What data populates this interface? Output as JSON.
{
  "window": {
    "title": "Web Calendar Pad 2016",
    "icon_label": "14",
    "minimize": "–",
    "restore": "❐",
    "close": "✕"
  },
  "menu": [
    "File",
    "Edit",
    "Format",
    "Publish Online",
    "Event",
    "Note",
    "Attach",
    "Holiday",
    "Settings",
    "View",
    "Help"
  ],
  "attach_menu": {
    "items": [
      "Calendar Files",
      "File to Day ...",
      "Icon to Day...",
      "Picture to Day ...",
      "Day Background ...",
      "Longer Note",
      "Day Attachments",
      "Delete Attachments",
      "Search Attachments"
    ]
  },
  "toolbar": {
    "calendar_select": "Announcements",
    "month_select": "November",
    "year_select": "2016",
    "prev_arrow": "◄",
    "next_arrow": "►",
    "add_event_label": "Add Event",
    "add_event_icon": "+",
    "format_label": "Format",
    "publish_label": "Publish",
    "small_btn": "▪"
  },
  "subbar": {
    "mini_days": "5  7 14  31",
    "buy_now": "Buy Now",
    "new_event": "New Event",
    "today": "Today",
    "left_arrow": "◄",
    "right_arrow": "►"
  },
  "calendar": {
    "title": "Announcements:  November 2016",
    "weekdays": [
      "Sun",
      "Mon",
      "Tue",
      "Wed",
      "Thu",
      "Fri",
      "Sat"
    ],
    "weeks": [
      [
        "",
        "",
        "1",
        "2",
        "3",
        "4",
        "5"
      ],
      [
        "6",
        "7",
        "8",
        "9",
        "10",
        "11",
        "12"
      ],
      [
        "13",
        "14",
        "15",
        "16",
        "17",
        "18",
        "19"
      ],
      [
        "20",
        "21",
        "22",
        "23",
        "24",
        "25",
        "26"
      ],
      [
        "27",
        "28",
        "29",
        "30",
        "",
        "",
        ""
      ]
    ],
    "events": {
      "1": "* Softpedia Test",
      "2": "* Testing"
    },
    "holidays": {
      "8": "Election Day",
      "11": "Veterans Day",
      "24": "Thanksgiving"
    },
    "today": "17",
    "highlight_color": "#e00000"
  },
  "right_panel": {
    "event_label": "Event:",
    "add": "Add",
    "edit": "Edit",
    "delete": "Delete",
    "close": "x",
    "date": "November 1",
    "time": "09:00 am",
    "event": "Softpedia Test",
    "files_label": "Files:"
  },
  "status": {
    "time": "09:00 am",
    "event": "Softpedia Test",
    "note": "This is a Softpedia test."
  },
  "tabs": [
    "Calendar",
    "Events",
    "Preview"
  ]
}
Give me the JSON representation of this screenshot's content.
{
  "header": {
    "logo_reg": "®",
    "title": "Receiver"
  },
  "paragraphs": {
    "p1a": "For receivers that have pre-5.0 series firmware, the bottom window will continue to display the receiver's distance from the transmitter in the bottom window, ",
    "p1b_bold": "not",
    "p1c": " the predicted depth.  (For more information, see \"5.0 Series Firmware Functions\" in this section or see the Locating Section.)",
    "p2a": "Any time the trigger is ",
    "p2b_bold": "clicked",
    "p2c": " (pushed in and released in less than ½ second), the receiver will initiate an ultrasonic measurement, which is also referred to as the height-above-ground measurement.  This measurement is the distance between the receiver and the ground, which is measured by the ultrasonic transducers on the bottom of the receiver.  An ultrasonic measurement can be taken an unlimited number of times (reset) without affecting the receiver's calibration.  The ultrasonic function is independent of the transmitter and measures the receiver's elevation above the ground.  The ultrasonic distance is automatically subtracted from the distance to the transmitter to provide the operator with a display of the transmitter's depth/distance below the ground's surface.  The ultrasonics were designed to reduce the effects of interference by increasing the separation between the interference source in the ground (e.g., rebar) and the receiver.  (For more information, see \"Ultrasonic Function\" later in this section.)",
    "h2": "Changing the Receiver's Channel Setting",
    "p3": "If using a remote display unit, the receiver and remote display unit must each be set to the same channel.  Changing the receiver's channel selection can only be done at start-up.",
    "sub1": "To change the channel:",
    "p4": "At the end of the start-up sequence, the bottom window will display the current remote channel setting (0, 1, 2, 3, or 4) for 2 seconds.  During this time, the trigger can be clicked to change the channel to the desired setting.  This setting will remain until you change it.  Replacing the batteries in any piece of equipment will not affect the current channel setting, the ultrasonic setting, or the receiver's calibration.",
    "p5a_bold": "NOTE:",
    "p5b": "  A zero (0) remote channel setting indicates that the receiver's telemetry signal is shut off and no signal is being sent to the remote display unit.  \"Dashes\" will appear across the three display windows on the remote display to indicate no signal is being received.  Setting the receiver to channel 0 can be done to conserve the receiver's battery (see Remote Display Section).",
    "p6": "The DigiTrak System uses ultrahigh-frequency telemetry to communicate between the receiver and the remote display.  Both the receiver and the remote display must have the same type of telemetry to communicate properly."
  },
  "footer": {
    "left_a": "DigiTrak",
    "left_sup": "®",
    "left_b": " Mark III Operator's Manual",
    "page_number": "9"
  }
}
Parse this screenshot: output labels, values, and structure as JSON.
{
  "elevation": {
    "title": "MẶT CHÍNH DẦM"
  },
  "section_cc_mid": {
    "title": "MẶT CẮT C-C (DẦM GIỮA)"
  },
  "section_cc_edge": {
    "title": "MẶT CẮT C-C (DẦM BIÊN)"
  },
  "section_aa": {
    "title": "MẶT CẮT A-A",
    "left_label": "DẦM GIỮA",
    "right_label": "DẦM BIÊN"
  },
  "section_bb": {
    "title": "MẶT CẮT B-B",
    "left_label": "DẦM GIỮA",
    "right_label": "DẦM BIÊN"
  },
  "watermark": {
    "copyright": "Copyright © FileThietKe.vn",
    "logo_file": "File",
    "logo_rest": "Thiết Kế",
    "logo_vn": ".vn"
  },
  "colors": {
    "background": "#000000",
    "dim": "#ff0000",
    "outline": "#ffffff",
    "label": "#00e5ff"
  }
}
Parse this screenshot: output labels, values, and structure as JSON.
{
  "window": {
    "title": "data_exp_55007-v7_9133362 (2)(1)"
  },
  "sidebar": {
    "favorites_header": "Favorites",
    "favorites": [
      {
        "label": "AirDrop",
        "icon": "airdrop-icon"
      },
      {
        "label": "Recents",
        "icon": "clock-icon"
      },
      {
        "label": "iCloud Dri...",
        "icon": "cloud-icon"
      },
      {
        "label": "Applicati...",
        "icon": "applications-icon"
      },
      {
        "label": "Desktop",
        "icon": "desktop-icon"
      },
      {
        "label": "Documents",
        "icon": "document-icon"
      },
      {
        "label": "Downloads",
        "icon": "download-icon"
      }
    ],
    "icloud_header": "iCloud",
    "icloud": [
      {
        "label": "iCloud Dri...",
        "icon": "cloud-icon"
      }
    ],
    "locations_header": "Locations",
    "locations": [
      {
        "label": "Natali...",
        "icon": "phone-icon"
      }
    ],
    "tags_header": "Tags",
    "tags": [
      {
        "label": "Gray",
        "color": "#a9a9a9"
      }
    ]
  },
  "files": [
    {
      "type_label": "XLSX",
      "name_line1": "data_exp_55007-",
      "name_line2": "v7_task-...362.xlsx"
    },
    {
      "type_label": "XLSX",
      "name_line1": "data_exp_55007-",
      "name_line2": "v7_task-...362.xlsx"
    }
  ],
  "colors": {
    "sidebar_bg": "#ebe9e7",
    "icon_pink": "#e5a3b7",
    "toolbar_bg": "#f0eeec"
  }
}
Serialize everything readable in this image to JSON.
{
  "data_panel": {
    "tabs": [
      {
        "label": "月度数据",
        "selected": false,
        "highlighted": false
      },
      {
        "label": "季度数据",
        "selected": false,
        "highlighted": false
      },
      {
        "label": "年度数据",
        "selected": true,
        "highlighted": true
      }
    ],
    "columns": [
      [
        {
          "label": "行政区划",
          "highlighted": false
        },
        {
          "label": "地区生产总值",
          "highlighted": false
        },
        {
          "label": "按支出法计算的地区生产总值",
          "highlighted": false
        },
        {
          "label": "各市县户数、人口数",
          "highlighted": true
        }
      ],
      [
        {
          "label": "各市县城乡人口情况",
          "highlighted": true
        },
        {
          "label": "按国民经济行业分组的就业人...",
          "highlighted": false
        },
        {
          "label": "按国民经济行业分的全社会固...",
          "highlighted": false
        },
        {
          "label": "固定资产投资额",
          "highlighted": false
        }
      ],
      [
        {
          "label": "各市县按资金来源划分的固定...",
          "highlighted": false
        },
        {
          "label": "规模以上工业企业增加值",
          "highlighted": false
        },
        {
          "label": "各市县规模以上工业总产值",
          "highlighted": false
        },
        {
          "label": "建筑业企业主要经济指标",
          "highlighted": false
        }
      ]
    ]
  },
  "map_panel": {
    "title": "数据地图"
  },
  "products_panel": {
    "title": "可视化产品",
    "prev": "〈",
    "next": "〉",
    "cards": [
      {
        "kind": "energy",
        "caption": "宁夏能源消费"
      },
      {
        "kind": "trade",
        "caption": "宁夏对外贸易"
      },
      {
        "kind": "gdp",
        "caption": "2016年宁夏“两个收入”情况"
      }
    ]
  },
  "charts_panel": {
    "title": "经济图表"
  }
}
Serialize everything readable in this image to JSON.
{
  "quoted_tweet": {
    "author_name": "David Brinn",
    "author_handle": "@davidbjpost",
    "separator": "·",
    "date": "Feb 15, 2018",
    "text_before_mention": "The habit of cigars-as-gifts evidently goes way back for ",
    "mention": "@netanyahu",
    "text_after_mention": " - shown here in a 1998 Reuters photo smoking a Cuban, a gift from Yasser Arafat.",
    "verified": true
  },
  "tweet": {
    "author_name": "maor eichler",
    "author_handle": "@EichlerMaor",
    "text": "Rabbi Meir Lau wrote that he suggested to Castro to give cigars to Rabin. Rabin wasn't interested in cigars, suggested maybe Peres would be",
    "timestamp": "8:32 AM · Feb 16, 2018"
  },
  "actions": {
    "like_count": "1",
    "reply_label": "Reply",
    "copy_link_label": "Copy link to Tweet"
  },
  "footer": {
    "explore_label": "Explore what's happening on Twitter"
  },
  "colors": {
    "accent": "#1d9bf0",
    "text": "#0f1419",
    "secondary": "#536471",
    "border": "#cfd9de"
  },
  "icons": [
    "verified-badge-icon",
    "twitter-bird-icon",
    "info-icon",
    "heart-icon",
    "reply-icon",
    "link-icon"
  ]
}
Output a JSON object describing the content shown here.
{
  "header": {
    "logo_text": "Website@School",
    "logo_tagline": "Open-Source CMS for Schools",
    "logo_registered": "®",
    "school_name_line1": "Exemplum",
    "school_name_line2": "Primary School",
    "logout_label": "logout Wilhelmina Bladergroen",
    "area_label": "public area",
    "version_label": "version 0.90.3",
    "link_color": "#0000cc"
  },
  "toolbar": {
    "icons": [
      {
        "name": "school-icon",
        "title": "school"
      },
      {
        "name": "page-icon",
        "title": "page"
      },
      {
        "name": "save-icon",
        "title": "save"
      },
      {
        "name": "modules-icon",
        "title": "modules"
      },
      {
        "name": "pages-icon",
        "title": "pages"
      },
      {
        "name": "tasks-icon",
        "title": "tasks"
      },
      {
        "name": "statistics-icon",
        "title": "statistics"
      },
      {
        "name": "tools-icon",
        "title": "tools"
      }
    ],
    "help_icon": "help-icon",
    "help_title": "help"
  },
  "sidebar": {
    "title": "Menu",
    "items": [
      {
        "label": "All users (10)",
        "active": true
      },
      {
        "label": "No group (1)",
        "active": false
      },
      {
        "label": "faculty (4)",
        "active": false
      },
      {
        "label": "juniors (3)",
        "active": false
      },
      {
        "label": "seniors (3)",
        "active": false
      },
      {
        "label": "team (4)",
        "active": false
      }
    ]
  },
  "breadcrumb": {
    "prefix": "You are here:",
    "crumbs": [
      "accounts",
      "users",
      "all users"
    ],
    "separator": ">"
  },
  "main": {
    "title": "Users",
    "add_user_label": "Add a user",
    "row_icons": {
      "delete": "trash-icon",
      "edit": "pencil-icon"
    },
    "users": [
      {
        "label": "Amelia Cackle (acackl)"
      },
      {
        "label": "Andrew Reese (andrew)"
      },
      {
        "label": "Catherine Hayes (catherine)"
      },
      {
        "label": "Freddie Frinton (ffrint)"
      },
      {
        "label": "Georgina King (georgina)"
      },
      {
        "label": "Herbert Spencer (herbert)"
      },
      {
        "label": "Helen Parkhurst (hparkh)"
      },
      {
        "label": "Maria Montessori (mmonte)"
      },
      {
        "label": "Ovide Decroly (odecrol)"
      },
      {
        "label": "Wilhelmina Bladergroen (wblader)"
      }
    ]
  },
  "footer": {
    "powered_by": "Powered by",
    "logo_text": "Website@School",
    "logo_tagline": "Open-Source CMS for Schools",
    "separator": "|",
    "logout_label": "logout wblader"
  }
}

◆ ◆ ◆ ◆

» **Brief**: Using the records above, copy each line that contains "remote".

» **Result of this task**:
    "p3": "If using a remote display unit, the receiver and remote display unit must each be set to the same channel.  Changing the receiver's channel selection can only be done at start-up.",
    "p4": "At the end of the start-up sequence, the bottom window will display the current remote channel setting (0, 1, 2, 3, or 4) for 2 seconds.  During this time, the trigger can be clicked to change the channel to the desired setting.  This setting will remain until you change it.  Replacing the batteries in any piece of equipment will not affect the current channel setting, the ultrasonic setting, or the receiver's calibration.",
    "p5b": "  A zero (0) remote channel setting indicates that the receiver's telemetry signal is shut off and no signal is being sent to the remote display unit.  \"Dashes\" will appear across the three display windows on the remote display to indicate no signal is being received.  Setting the receiver to channel 0 can be done to conserve the receiver's battery (see Remote Display Section).",
    "p6": "The DigiTrak System uses ultrahigh-frequency telemetry to communicate between the receiver and the remote display.  Both the receiver and the remote display must have the same type of telemetry to communicate properly."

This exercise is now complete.